PROBLEM> Please, could you print all the lines below exactly, leaving out the pictures?

[Records from a data collection]
---
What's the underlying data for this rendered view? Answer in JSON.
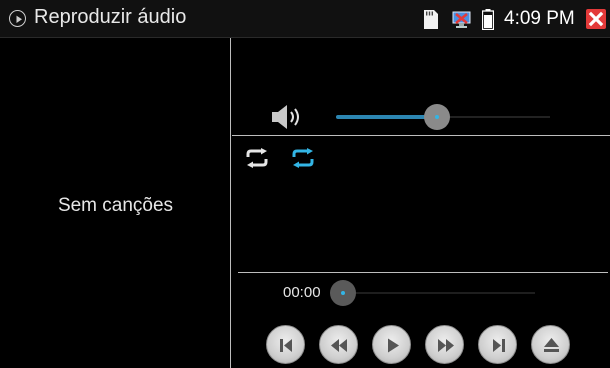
{
  "titlebar": {
    "title": "Reproduzir áudio",
    "clock": "4:09 PM",
    "icons": [
      "play-circle-icon",
      "sd-card-icon",
      "network-disconnected-icon",
      "battery-icon",
      "close-icon"
    ],
    "close_color": "#e33a3a"
  },
  "playlist": {
    "empty_text": "Sem canções"
  },
  "volume": {
    "level": 0.47,
    "accent": "#2c86b2"
  },
  "playback": {
    "current_time": "00:00",
    "progress": 0.0,
    "repeat_modes": [
      "repeat-icon",
      "repeat-all-icon"
    ],
    "active_mode_color": "#33b5e5"
  },
  "controls": [
    "previous-icon",
    "rewind-icon",
    "play-icon",
    "fast-forward-icon",
    "next-icon",
    "eject-icon"
  ]
}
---
OUTPUT>
What's the underlying data for this rendered view? Answer in JSON.
{
  "titlebar": {
    "title": "Reproduzir áudio",
    "clock": "4:09 PM",
    "icons": [
      "play-circle-icon",
      "sd-card-icon",
      "network-disconnected-icon",
      "battery-icon",
      "close-icon"
    ],
    "close_color": "#e33a3a"
  },
  "playlist": {
    "empty_text": "Sem canções"
  },
  "volume": {
    "level": 0.47,
    "accent": "#2c86b2"
  },
  "playback": {
    "current_time": "00:00",
    "progress": 0.0,
    "repeat_modes": [
      "repeat-icon",
      "repeat-all-icon"
    ],
    "active_mode_color": "#33b5e5"
  },
  "controls": [
    "previous-icon",
    "rewind-icon",
    "play-icon",
    "fast-forward-icon",
    "next-icon",
    "eject-icon"
  ]
}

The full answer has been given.